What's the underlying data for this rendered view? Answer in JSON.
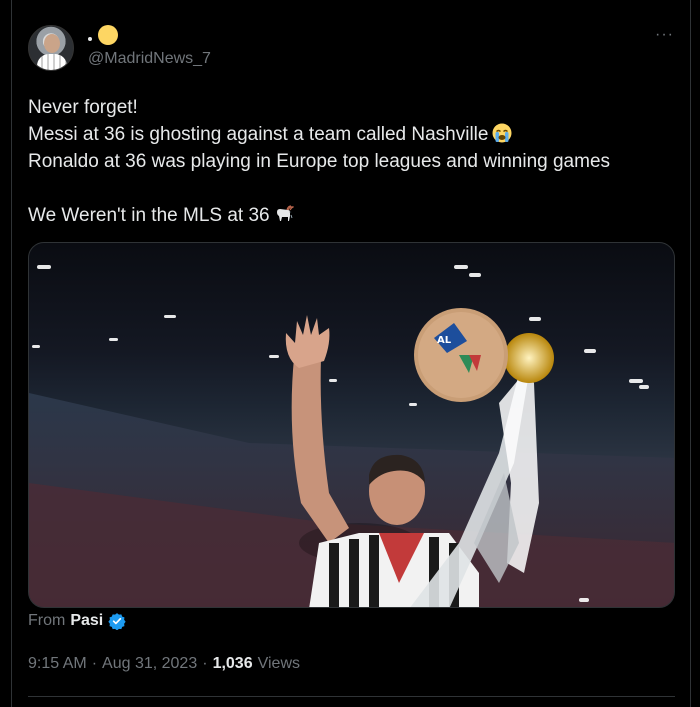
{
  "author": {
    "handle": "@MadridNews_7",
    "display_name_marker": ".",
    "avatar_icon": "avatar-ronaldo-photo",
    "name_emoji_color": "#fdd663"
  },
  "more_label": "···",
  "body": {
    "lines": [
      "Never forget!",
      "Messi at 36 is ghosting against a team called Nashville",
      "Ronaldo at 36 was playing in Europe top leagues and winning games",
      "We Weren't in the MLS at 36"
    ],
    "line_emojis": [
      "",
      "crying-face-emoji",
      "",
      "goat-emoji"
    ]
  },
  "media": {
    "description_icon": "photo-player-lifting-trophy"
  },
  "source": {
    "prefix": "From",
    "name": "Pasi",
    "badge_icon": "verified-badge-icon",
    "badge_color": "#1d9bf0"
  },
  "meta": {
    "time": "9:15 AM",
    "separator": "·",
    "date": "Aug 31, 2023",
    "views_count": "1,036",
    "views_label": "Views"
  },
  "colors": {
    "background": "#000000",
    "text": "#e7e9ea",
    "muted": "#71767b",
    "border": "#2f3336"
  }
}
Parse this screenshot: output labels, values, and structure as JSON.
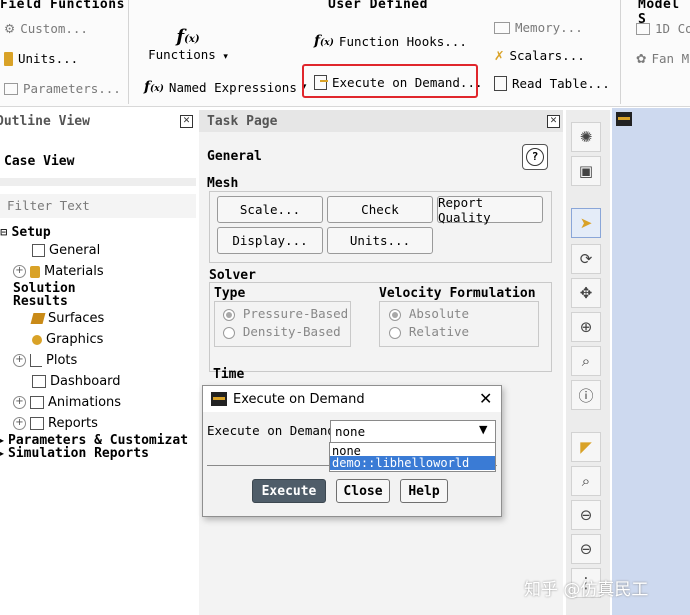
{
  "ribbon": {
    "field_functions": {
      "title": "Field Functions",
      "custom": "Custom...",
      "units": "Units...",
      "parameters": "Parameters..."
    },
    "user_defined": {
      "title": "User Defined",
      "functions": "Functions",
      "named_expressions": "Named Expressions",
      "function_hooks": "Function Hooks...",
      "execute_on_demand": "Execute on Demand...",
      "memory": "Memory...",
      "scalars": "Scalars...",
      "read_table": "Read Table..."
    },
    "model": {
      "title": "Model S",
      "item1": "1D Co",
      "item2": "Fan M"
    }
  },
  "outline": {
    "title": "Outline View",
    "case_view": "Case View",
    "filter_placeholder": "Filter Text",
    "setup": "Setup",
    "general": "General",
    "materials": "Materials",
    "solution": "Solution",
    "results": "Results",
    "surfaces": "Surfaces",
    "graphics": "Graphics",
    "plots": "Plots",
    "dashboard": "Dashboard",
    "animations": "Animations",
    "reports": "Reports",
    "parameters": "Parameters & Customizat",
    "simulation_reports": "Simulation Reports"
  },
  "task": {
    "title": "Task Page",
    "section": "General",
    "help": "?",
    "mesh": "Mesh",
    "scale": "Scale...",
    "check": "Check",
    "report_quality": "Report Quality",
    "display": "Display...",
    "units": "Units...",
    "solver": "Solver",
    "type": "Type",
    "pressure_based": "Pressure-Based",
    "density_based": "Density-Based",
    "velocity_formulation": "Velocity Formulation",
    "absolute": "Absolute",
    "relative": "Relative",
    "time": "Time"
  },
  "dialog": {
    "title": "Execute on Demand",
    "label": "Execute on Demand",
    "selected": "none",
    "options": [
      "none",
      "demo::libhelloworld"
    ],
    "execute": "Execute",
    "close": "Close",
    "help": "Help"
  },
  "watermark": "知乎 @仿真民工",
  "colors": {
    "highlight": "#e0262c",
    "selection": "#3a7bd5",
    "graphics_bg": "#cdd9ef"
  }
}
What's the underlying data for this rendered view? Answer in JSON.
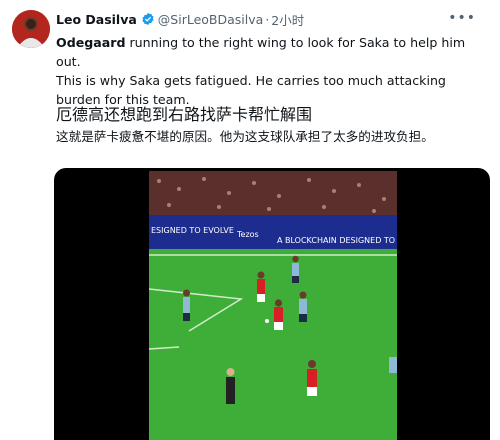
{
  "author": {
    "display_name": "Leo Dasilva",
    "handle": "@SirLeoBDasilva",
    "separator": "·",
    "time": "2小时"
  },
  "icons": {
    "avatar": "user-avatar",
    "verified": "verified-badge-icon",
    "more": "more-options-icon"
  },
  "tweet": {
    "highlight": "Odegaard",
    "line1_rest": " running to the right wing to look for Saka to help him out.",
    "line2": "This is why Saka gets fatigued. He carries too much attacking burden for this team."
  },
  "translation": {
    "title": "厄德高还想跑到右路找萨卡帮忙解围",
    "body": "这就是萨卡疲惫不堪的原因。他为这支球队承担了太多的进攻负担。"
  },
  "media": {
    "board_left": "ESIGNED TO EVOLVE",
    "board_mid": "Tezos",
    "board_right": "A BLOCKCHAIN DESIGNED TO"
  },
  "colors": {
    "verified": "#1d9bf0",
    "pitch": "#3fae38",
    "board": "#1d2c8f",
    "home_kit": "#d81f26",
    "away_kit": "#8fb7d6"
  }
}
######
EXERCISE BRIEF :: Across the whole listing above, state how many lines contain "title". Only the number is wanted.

FINISHED EXERCISE :: 7